Task details —
What lines of the data hold the string "name"? Copy them all.

Exercise input —

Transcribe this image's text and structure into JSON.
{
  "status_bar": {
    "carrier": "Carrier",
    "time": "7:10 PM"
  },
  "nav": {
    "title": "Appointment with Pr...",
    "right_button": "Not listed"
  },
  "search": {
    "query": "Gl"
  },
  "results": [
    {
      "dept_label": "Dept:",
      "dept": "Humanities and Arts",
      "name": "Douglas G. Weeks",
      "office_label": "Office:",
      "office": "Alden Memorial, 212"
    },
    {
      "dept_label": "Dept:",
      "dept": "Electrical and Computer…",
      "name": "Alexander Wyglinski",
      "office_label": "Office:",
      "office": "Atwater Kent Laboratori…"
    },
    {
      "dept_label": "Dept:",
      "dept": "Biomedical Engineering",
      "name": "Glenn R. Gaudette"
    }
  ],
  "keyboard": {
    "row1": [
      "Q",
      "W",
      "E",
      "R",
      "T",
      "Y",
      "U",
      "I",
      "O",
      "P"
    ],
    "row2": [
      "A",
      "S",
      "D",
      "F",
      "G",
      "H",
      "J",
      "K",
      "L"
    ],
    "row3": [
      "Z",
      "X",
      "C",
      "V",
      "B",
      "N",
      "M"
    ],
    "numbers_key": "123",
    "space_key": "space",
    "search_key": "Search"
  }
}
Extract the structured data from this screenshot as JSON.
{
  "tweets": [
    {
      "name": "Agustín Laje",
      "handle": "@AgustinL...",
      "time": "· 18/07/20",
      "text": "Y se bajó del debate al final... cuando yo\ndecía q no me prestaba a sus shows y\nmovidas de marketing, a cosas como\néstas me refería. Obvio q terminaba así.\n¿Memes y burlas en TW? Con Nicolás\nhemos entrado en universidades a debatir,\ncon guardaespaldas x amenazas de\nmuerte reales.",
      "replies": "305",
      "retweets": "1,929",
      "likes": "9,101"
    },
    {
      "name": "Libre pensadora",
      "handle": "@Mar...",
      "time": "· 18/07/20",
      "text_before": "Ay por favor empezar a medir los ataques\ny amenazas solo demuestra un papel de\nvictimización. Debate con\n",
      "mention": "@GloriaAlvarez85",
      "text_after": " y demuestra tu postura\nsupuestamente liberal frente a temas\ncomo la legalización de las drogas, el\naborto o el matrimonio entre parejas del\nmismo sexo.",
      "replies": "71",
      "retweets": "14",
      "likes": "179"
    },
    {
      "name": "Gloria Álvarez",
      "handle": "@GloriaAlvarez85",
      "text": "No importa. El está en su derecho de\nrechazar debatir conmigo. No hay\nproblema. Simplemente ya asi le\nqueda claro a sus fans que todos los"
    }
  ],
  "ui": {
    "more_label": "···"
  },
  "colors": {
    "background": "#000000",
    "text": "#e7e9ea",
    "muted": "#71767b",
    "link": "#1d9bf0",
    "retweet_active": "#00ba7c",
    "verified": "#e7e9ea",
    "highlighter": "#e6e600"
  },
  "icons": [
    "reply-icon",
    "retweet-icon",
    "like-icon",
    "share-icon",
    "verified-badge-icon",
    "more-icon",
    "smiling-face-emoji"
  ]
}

Written response —
      "name": "Douglas G. Weeks",
      "name": "Alexander Wyglinski",
      "name": "Glenn R. Gaudette"
      "name": "Agustín Laje",
      "name": "Libre pensadora",
      "name": "Gloria Álvarez",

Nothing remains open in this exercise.